BD: What skills would you pass on to a budding drummer, and what makes your kit sound distinctively Karl Selickis?
KS: Depends on who I am working with. If working with children I would show them basic drumming knowledge, drumbeat and how to progress. Whereas, with young adults who play the drums but never played in a band I will show them what it is like in a studio, how to work as part of a band. My career is still young but I will pass on advice and help them by being true to my roots and authentic. Too many people in the industry ask for a small fortune for advice or makes everything sound good. Making everything sound upbeat and straight like any walk in life there will be difficulties.
Sound like me! I make a deep punchy sound, a bit grungy. I have two floor and one rack tom-toms which is fairly shallow. When with Jared James Nichols in Sheffield, I had a discussion with Denis about Dave Grohl feel and the big deep toms. The powerful deep sound when hit hard. I have standard 14” Snare, 14 x 8” very deep all very dark. I like to play noisy but have full control I am not timid! Cymbals, same brand Sabian all from AAX range with 14” hi-hats, 21”, 18” 19” Crash. I hit the kit hard and determined that is my sound.
BD: When playing the drums live you are very dramatic with the sticks flying in the air being caught, framing your face, makes for great photo opportunities, But more importantly how does this impact on your drumming and how did you develop this style and approach.
KS: It all stems from Mike Portnoy’s showmanship I saw him and how he interacts. My style came with experience, tried banging and felt natural gave me more confidence when playing in a covers band. They played rock & blues we played at a biker festival it was a really packed gig Northampton way. It just happened felt natural felt right. I take guidance from my Dad, it happened and now feels comfortable if I do not put on a show it does not have the right feel. If I didn’t do it now the audience would ask me what’s wrong? People know me for that showmanship.
BD: You are back out on the road after playing a number of festivals over the summer including a wet and at times thunderous Steelhouse. Now you are back headlining with Federal Charm and support from Those Damn Crows. How does it feel to be out on the road as the co-headline act?

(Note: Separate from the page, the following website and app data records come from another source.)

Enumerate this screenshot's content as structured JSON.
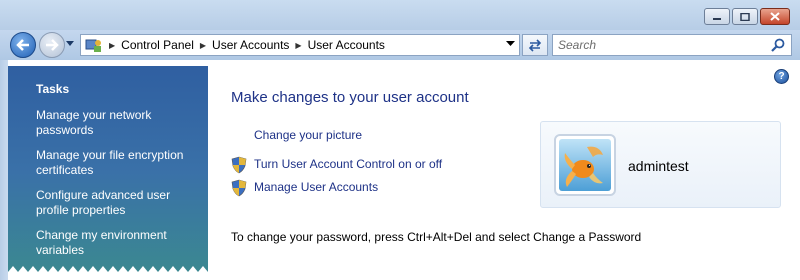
{
  "address": {
    "crumbs": [
      "Control Panel",
      "User Accounts",
      "User Accounts"
    ]
  },
  "search": {
    "placeholder": "Search"
  },
  "tasks": {
    "heading": "Tasks",
    "items": [
      "Manage your network passwords",
      "Manage your file encryption certificates",
      "Configure advanced user profile properties",
      "Change my environment variables"
    ]
  },
  "main": {
    "heading": "Make changes to your user account",
    "links": [
      "Change your picture",
      "Turn User Account Control on or off",
      "Manage User Accounts"
    ],
    "password_note": "To change your password, press Ctrl+Alt+Del and select Change a Password"
  },
  "user": {
    "name": "admintest"
  },
  "help": {
    "glyph": "?"
  },
  "icons": {
    "back": "back-arrow-icon",
    "forward": "forward-arrow-icon",
    "refresh": "refresh-icon",
    "search": "magnifier-icon",
    "shield": "uac-shield-icon",
    "control_panel": "control-panel-icon"
  },
  "colors": {
    "link": "#1e3287",
    "tasks_bg": "#3a71a8"
  }
}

KS: Headlining will be amazing, the last four years has been really hard, and also very rewarding and fun dedicated life. Whether we have been first support or first band of the evening we have loved every gig we have been treated with respect and received good feedback. Co-headlining with Federal Charm is very exciting a stepping stone also very daunting. When we were with Stone Broken every show was sold out. What are the shows going to be like? We have a killer Bad Flowers set lined up. We treated the festival goers with new music at Steelhouse, we have one new track and another six written. We do plan to focus on Starting Gun, potentially couple old numbers of previous EP’s they are definitely crowd pleasers. Starting Gun been playing live and have the songs honed. Playing 11 nights is nice we will probably have one set list including a surprise number! Looking forward to Pontypridd the crowds blew us away the noise it was loud the roar of the crowd is unforgettable. Unbelievable it was louder than the home crowd in Birmingham.

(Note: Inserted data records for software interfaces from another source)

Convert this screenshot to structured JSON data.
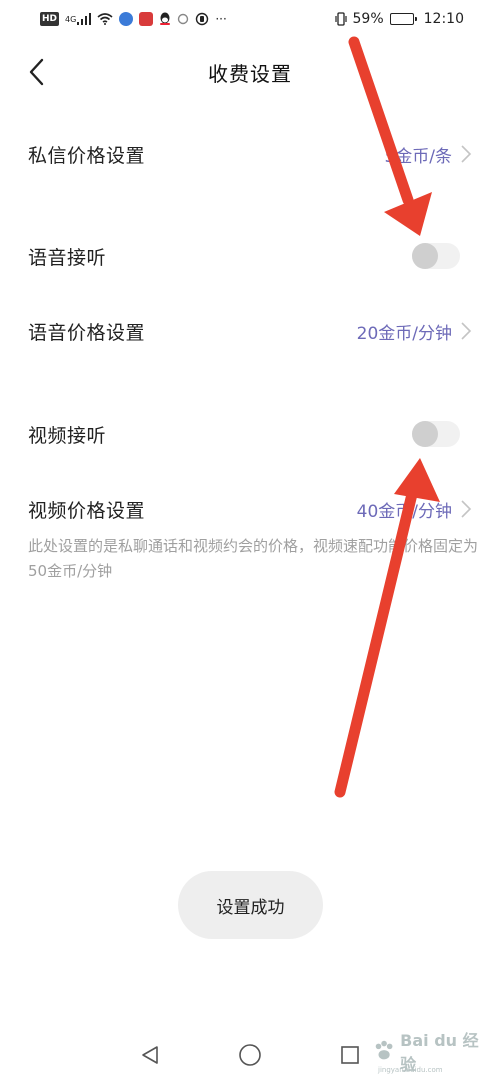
{
  "status_bar": {
    "left_icons": [
      "hd-badge",
      "signal-icon",
      "wifi-icon",
      "app-icon-blue",
      "app-icon-red",
      "qq-icon",
      "circle-icon",
      "ring-icon"
    ],
    "hd_label": "HD",
    "network_label": "4G",
    "more_label": "···",
    "battery_percent": "59%",
    "battery_level": 0.59,
    "time": "12:10"
  },
  "header": {
    "title": "收费设置",
    "back_icon": "chevron-left-icon"
  },
  "settings": {
    "message_price": {
      "label": "私信价格设置",
      "value": "5金币/条"
    },
    "voice_answer": {
      "label": "语音接听",
      "enabled": false
    },
    "voice_price": {
      "label": "语音价格设置",
      "value": "20金币/分钟"
    },
    "video_answer": {
      "label": "视频接听",
      "enabled": false
    },
    "video_price": {
      "label": "视频价格设置",
      "value": "40金币/分钟"
    }
  },
  "note": "此处设置的是私聊通话和视频约会的价格，视频速配功能价格固定为50金币/分钟",
  "toast": "设置成功",
  "colors": {
    "accent_value": "#6d6ab8",
    "note_text": "#a0a0a0",
    "arrow_red": "#e8402e",
    "toggle_knob": "#cfcfcf"
  },
  "watermark": {
    "text": "Bai du 经验",
    "subtext": "jingyan.baidu.com"
  },
  "system_nav": {
    "back": "triangle-back-icon",
    "home": "circle-home-icon",
    "recents": "square-recents-icon"
  }
}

BD: You kkick-startthe eeleven-nighttour at The Thekla, how exciting is it to have the opportunity to play on a boat in Bristol.

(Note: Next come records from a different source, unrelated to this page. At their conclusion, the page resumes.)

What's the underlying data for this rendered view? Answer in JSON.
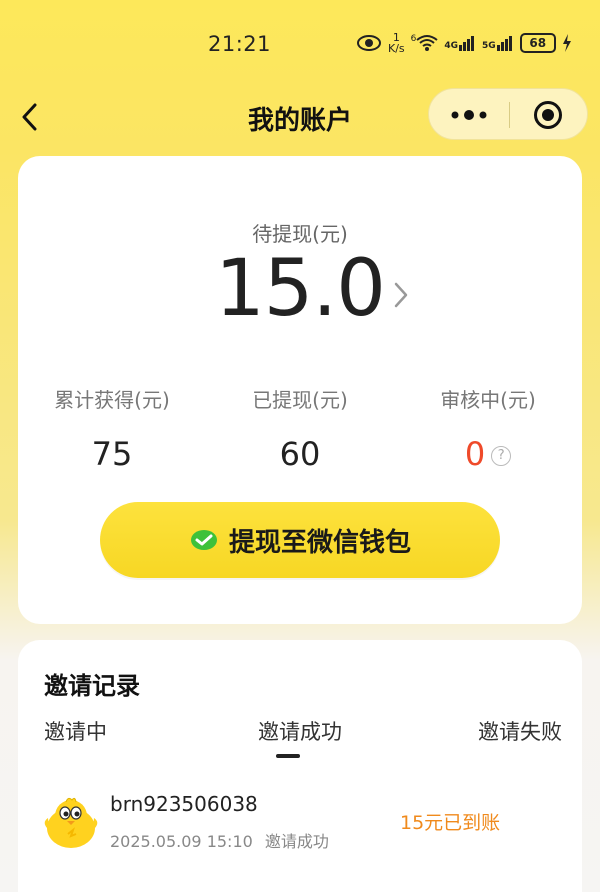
{
  "status_bar": {
    "time": "21:21",
    "net_speed_top": "1",
    "net_speed_unit": "K/s",
    "wifi_badge": "6",
    "sim1": "4G",
    "sim2": "5G",
    "battery": "68"
  },
  "nav": {
    "title": "我的账户"
  },
  "account": {
    "pending_label": "待提现(元)",
    "pending_amount": "15.0",
    "stats": [
      {
        "label": "累计获得(元)",
        "value": "75"
      },
      {
        "label": "已提现(元)",
        "value": "60"
      },
      {
        "label": "审核中(元)",
        "value": "0"
      }
    ],
    "help_icon_text": "?",
    "withdraw_button": "提现至微信钱包"
  },
  "invites": {
    "title": "邀请记录",
    "tabs": [
      "邀请中",
      "邀请成功",
      "邀请失败"
    ],
    "active_tab": "邀请成功",
    "records": [
      {
        "username": "brn923506038",
        "time": "2025.05.09 15:10",
        "status": "邀请成功",
        "reward": "15元已到账"
      }
    ]
  },
  "colors": {
    "accent_yellow": "#fbe123",
    "alert_red": "#ef4a2a",
    "reward_orange": "#f08a1c"
  },
  "icons": [
    "back-arrow-icon",
    "more-dots-icon",
    "record-icon",
    "chevron-right-icon",
    "question-icon",
    "wechat-icon",
    "chick-avatar"
  ]
}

KS: Thekla is definitely one for the books. Not heard a lot about the venue until this tour was announced. People all started talking about the venue. We will be joining a lot of iconic people including Myles Kennedy who can say I played a gig on a boat in Bristol.
BD: What would be the show/gig/festival you would travel back in time to see – and who would you take with you
KS: Led Zeppelin Knebworth Festival 1979. I would take Dad he is a massive music lover, he loves Zeppelin he missed this gig to pay the rent so he would be made up to get the chance to be there.